▼
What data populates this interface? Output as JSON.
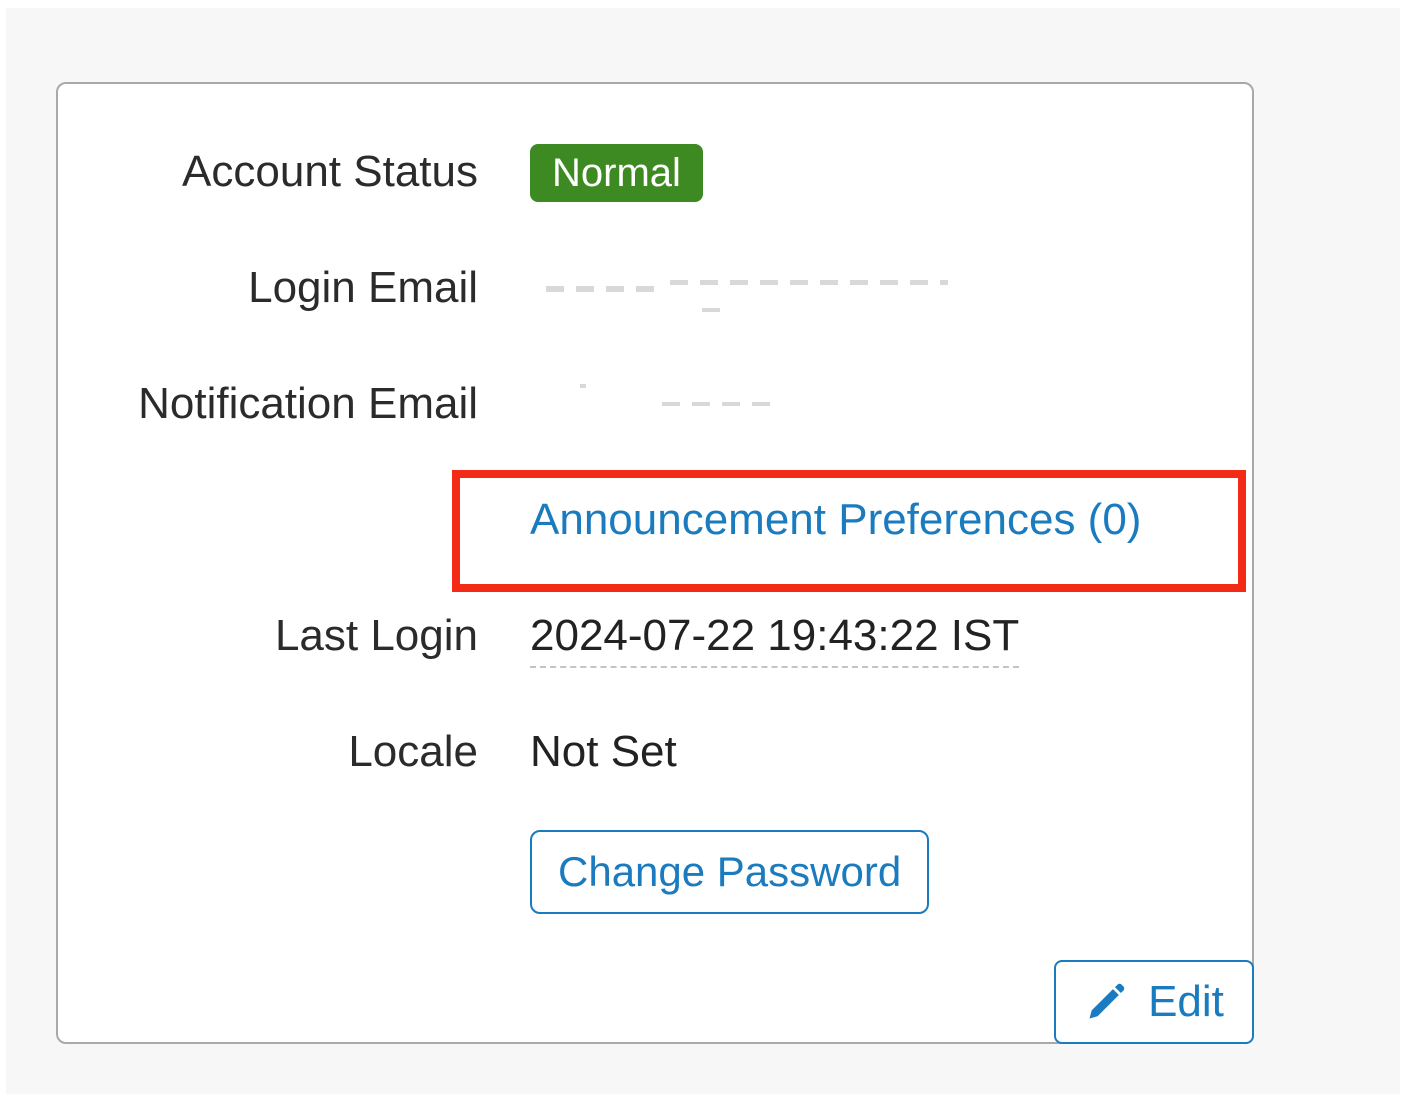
{
  "account_panel": {
    "status": {
      "label": "Account Status",
      "value": "Normal",
      "badge_color": "#3e8a22"
    },
    "login_email": {
      "label": "Login Email"
    },
    "notification_email": {
      "label": "Notification Email"
    },
    "announcement_link": {
      "label": "Announcement Preferences (0)",
      "highlight_color": "#f32b16"
    },
    "last_login": {
      "label": "Last Login",
      "value": "2024-07-22 19:43:22 IST"
    },
    "locale": {
      "label": "Locale",
      "value": "Not Set"
    },
    "change_password_button": {
      "label": "Change Password"
    },
    "edit_button": {
      "label": "Edit",
      "icon": "pencil-icon"
    },
    "accent_color": "#1a7bbf"
  }
}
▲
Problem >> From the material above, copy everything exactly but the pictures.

Output below >>
What data populates this interface? Output as JSON.
{
  "account_panel": {
    "status": {
      "label": "Account Status",
      "value": "Normal",
      "badge_color": "#3e8a22"
    },
    "login_email": {
      "label": "Login Email"
    },
    "notification_email": {
      "label": "Notification Email"
    },
    "announcement_link": {
      "label": "Announcement Preferences (0)",
      "highlight_color": "#f32b16"
    },
    "last_login": {
      "label": "Last Login",
      "value": "2024-07-22 19:43:22 IST"
    },
    "locale": {
      "label": "Locale",
      "value": "Not Set"
    },
    "change_password_button": {
      "label": "Change Password"
    },
    "edit_button": {
      "label": "Edit",
      "icon": "pencil-icon"
    },
    "accent_color": "#1a7bbf"
  }
}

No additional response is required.